What types of measures are you looking at to return to the office safely?

While you’re probably still figuring out the details of the policy that will allow a safe return to the office, you should be able to mention the aspects you’re considering. These could include staggered start times, transport options, an increase in remote working or providing PPE. 

Tell me about your flexible working policies?

The answer to this question is likely something all candidates will want to know. If you aren’t already aware, talk to management to find out the company’s thoughts. In some cases, work practices aren’t affected or will not be reduced. In that case, then simply explain why the company has taken this stance. 

The remote hiring process is new for many of us. Which makes this is a great time to learn new hiring methods. Put these tips to work, and hire the best candidates!

Bali

6 Reasons to Do Away With the Nine-to-Five Workday

Is the nine-to-five workday still feasible? For some companies and some people, sure.

But at an accelerated pace, COVID-19 has altered how, where and when we work. It has also proven why the end of the nine-to-five workday may work better for companies and their employees in our climate — and beyond.

Here are six reasons your company should consider doing away with 9 to 5:

There’s Flexibility Like Never Before

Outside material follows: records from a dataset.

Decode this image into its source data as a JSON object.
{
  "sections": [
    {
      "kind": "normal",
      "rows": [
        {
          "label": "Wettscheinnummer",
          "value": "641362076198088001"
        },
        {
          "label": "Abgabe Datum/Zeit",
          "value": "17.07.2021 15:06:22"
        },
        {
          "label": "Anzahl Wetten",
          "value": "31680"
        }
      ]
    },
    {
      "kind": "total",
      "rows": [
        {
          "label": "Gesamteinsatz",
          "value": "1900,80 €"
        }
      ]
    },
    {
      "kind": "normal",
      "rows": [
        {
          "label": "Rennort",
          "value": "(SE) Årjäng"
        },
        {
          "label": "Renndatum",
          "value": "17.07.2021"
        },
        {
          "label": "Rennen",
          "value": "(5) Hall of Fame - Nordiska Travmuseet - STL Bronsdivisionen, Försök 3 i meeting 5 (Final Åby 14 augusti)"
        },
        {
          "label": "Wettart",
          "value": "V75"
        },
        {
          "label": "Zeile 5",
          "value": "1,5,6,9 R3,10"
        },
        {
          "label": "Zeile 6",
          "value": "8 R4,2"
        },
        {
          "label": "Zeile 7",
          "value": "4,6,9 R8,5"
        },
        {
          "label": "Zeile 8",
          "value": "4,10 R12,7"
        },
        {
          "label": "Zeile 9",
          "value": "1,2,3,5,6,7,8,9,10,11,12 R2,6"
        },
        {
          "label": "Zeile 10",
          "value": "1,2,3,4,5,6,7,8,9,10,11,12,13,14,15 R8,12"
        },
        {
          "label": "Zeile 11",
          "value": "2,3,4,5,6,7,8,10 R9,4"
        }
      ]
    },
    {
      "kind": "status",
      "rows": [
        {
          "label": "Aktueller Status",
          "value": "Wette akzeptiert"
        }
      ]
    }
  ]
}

Many organizations had no choice but to shift a remote workforce. That in itself shows the power of agility. Since then, employers have become more aware of the mounting responsibilities (and uncertainties) that working from home amid a pandemic brings. And therefore, they have become more accommodating of changing work schedules. They get it. They must accommodate the needs of their employees’ as well as their families.

There’s Productivity Like Never Before

According to a Citrix study, in April 2020 more than half of all countries worldwide said their productivity levels were the same or higher. That number includes more than two-thirds of the U.S. (69 percent). Employees are working more frequently in the morning and evening hours, as well as weekends — well outside the 9 to 5 bubble.

There’s Autonomy Like Never Before

We’ve all enjoying working without a manager ‘seeing’ our every move. This doesn’t mean you work less. It does not mean you put in less effort.

But it does mean you can take charge in how you operate when working from home. It means you can do so without feeling like someone is watching or micromanaging. And underscores you can have agency — and still be productive. This autonomy helps build better working relationships between managers and employees. Most importantly, it builds trust.

There’s Technology Like Never Before

We are using emojis as shorthand communications tools. We’re learning how to communicate virtually through Zoom. Seemingly each day, we’re exploring different tech and communication channels. In real-time, we’re building a remote culture while learning new skills.

And with each passing day, we’re only getting better at it.

There’s Empathy Like Never Before

According to Microsoft, 62% surveyed for its latest Work Trend Index Report said they now feel more empathetic toward their colleagues. The key factor: They now have a better view of life at home via video calls.

From the natural interruptions of WFH to the issues of internet connectivity or bandwidth, we are working together differently. We’re getting to know each other even better. Because we’re human, we’re even bring fun into the workday. Children and pets interrupt video calls. We take calls in our pajamas. And colorful filters and a picture in the video frame are common occurrences in Zoom meetings.

There’s Perspective Like Never Before

The nine-to-five workday isn’t everything anymore. Why? Because there’s more to just staying stuck inside an office. There’s a new freedom in thinking about how we want to approach work where work-life balance is possible. Sharper focus. Less commute/travel time. More exercise. Family time.

Life — not just work.

Maybe the Nine-to-Five Workday is Done

And likely, there will continue to be a blend of remote with on-site work. After all, for many members of the workforce the nine-to-five workday just won’t cut it anymore.

That’s more than a good HR strategy. It’s a great plan for our next normal. And a better life.